→ **Work instruction**
The records that follow need to be output exactly as they are.

[Given data — start]

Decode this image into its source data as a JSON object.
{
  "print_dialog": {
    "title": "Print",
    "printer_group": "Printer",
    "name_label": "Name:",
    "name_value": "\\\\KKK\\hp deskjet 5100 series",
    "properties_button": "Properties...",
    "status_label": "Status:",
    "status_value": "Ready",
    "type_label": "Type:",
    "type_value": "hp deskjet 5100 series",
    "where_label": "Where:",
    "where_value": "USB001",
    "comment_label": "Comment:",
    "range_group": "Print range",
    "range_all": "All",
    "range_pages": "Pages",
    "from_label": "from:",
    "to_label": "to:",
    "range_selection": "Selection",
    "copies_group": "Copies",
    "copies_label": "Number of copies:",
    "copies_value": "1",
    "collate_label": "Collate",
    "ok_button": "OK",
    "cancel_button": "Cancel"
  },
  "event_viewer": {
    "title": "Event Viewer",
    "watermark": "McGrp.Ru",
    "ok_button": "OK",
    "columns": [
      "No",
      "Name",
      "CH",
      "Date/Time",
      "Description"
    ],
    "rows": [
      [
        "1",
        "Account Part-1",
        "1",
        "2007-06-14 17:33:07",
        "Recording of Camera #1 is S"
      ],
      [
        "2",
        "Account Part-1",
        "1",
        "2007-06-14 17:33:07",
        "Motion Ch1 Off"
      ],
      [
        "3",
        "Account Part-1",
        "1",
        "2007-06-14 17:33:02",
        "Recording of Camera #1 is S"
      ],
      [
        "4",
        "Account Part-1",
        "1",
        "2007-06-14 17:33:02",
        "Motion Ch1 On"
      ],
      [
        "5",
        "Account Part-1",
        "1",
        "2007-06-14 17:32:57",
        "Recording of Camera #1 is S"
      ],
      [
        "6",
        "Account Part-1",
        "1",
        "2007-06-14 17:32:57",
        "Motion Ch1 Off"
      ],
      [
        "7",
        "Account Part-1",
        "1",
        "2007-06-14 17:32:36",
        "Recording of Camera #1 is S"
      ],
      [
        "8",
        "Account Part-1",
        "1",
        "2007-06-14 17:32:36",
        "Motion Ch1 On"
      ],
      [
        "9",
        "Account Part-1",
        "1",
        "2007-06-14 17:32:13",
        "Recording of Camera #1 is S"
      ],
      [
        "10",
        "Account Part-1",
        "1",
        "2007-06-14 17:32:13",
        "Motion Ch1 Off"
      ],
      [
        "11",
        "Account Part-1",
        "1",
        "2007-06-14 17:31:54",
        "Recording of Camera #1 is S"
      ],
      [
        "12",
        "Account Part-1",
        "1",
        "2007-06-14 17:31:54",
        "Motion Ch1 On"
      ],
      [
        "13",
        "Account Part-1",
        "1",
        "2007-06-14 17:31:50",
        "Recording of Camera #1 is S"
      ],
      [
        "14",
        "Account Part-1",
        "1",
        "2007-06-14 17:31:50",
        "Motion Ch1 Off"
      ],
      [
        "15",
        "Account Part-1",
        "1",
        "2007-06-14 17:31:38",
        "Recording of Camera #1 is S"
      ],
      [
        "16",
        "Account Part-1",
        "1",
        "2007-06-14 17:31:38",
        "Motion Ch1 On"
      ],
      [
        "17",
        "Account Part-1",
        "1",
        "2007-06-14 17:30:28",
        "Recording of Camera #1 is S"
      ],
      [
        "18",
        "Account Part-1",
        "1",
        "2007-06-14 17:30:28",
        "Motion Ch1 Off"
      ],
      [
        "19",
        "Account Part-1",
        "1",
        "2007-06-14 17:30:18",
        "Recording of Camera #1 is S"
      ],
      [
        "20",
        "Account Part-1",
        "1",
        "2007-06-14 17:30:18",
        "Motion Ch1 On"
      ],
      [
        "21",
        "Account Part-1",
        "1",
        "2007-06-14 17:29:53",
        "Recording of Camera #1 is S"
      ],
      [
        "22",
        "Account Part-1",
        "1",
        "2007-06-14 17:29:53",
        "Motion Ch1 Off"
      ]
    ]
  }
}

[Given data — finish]

→ **Expected answer**
Decode this image into its source data as a JSON object.
{
  "print_dialog": {
    "title": "Print",
    "printer_group": "Printer",
    "name_label": "Name:",
    "name_value": "\\\\KKK\\hp deskjet 5100 series",
    "properties_button": "Properties...",
    "status_label": "Status:",
    "status_value": "Ready",
    "type_label": "Type:",
    "type_value": "hp deskjet 5100 series",
    "where_label": "Where:",
    "where_value": "USB001",
    "comment_label": "Comment:",
    "range_group": "Print range",
    "range_all": "All",
    "range_pages": "Pages",
    "from_label": "from:",
    "to_label": "to:",
    "range_selection": "Selection",
    "copies_group": "Copies",
    "copies_label": "Number of copies:",
    "copies_value": "1",
    "collate_label": "Collate",
    "ok_button": "OK",
    "cancel_button": "Cancel"
  },
  "event_viewer": {
    "title": "Event Viewer",
    "watermark": "McGrp.Ru",
    "ok_button": "OK",
    "columns": [
      "No",
      "Name",
      "CH",
      "Date/Time",
      "Description"
    ],
    "rows": [
      [
        "1",
        "Account Part-1",
        "1",
        "2007-06-14 17:33:07",
        "Recording of Camera #1 is S"
      ],
      [
        "2",
        "Account Part-1",
        "1",
        "2007-06-14 17:33:07",
        "Motion Ch1 Off"
      ],
      [
        "3",
        "Account Part-1",
        "1",
        "2007-06-14 17:33:02",
        "Recording of Camera #1 is S"
      ],
      [
        "4",
        "Account Part-1",
        "1",
        "2007-06-14 17:33:02",
        "Motion Ch1 On"
      ],
      [
        "5",
        "Account Part-1",
        "1",
        "2007-06-14 17:32:57",
        "Recording of Camera #1 is S"
      ],
      [
        "6",
        "Account Part-1",
        "1",
        "2007-06-14 17:32:57",
        "Motion Ch1 Off"
      ],
      [
        "7",
        "Account Part-1",
        "1",
        "2007-06-14 17:32:36",
        "Recording of Camera #1 is S"
      ],
      [
        "8",
        "Account Part-1",
        "1",
        "2007-06-14 17:32:36",
        "Motion Ch1 On"
      ],
      [
        "9",
        "Account Part-1",
        "1",
        "2007-06-14 17:32:13",
        "Recording of Camera #1 is S"
      ],
      [
        "10",
        "Account Part-1",
        "1",
        "2007-06-14 17:32:13",
        "Motion Ch1 Off"
      ],
      [
        "11",
        "Account Part-1",
        "1",
        "2007-06-14 17:31:54",
        "Recording of Camera #1 is S"
      ],
      [
        "12",
        "Account Part-1",
        "1",
        "2007-06-14 17:31:54",
        "Motion Ch1 On"
      ],
      [
        "13",
        "Account Part-1",
        "1",
        "2007-06-14 17:31:50",
        "Recording of Camera #1 is S"
      ],
      [
        "14",
        "Account Part-1",
        "1",
        "2007-06-14 17:31:50",
        "Motion Ch1 Off"
      ],
      [
        "15",
        "Account Part-1",
        "1",
        "2007-06-14 17:31:38",
        "Recording of Camera #1 is S"
      ],
      [
        "16",
        "Account Part-1",
        "1",
        "2007-06-14 17:31:38",
        "Motion Ch1 On"
      ],
      [
        "17",
        "Account Part-1",
        "1",
        "2007-06-14 17:30:28",
        "Recording of Camera #1 is S"
      ],
      [
        "18",
        "Account Part-1",
        "1",
        "2007-06-14 17:30:28",
        "Motion Ch1 Off"
      ],
      [
        "19",
        "Account Part-1",
        "1",
        "2007-06-14 17:30:18",
        "Recording of Camera #1 is S"
      ],
      [
        "20",
        "Account Part-1",
        "1",
        "2007-06-14 17:30:18",
        "Motion Ch1 On"
      ],
      [
        "21",
        "Account Part-1",
        "1",
        "2007-06-14 17:29:53",
        "Recording of Camera #1 is S"
      ],
      [
        "22",
        "Account Part-1",
        "1",
        "2007-06-14 17:29:53",
        "Motion Ch1 Off"
      ]
    ]
  }
}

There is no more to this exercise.